Teammate Tracy Abrams is another one of the Illini’s unquestioned leaders, and he arrived in the same recruiting class as Egwu. Heading into this season, it was assumed that with both of them entering their fourth year at Illinois, Egwu would share the leadership burden with Abrams.

That dynamic shifted in early September, when Abrams tore his ACL in a preseason workout. While Abrams continues to be a leader for the Illini, his responsibilities will be strictly off the court while taking a medical redshirt this season.

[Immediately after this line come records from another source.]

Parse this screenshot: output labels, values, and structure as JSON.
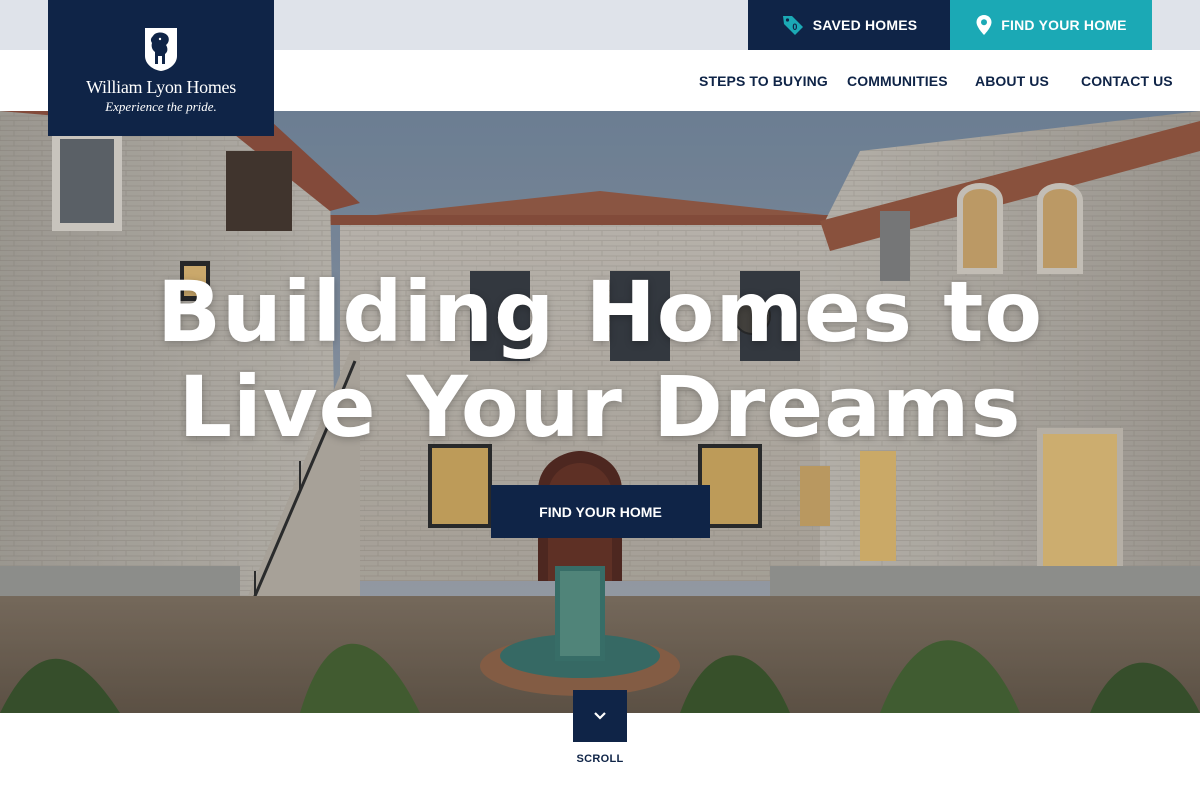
{
  "brand": {
    "name": "William Lyon Homes",
    "tagline": "Experience the pride.",
    "navy": "#0f2447",
    "teal": "#1ba9b5"
  },
  "utility": {
    "saved_homes": {
      "label": "SAVED HOMES",
      "icon": "tag-icon",
      "count": "0"
    },
    "find_home": {
      "label": "FIND YOUR HOME",
      "icon": "map-pin-icon"
    }
  },
  "nav": {
    "items": [
      {
        "label": "STEPS TO BUYING"
      },
      {
        "label": "COMMUNITIES"
      },
      {
        "label": "ABOUT US"
      },
      {
        "label": "CONTACT US"
      }
    ]
  },
  "hero": {
    "title_line1": "Building Homes to",
    "title_line2": "Live Your Dreams",
    "cta_label": "FIND YOUR HOME"
  },
  "scroll": {
    "label": "SCROLL",
    "icon": "chevron-down-icon"
  }
}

When Abrams went down, it meant Egwu would have to take on an even larger in-game leadership role. Groce calls this type of on-court leader “the voice.”

“Now with Tracy off the court … Nnanna’s going to have to help us be that voice,” Groce said.

Egwu is prepared to shoulder the extra burden of being a vocal leader on the hardwood, and he’s confident he won’t have to do it alone. Citing fellow seniors Ahmad Starks and Rayvonte Rice as examples, Egwu says he knows his teammates will help carry the load when on-court guidance is required.

To this point, Egwu’s career at Illinois has been full of peaks and valleys. He showed flashes of promise as a sophomore against Ohio State and Miami, but looked lost at times as well. He had a miserable streak of games offensively in the middle of his junior year, only to bounce back with superhuman defensive efforts down the stretch.

To some, Egwu’s legacy will be defined by what he accomplishes with the Illini in his senior season. But according to Groce, Egwu cares much more about the team’s legacy than his own. For Egwu, it’s about representing his team and his university.

“I really think he wants to give it everything he has,” Groce said. “He’s one of those kids that only knows one way. His motor runs one way. He’s a real pleasure to coach.”

Egwu doesn’t plan on holding anything back in his final season. He refuses to set a ceiling for his team, and he’s not interested in what-ifs. He believes that hard work will take the team as far as it needs to go, and that it’s his job to make sure the Illini reach their full potential.

“You understand it’s your last year,” Egwu said. “You can’t leave anything back. I’ve got to give everything to this school and this program that I have. And I’ve got to motivate other players with me to give everything they have to this program. Not just for me, but for the guys that are leaving. Because we’ve got to make sure this year could be as great as it can be.

“I can’t be sitting down in April looking back and saying, ‘Man, I wish I did this and this different. I wish I gave more in this game, I wish I gave more in that game.’ I have to sit down in April and say, ‘That was it. I’m exhausted because what I gave was all I could give.’”

Alex can be reached at [email protected] and on Twitter @aroux94.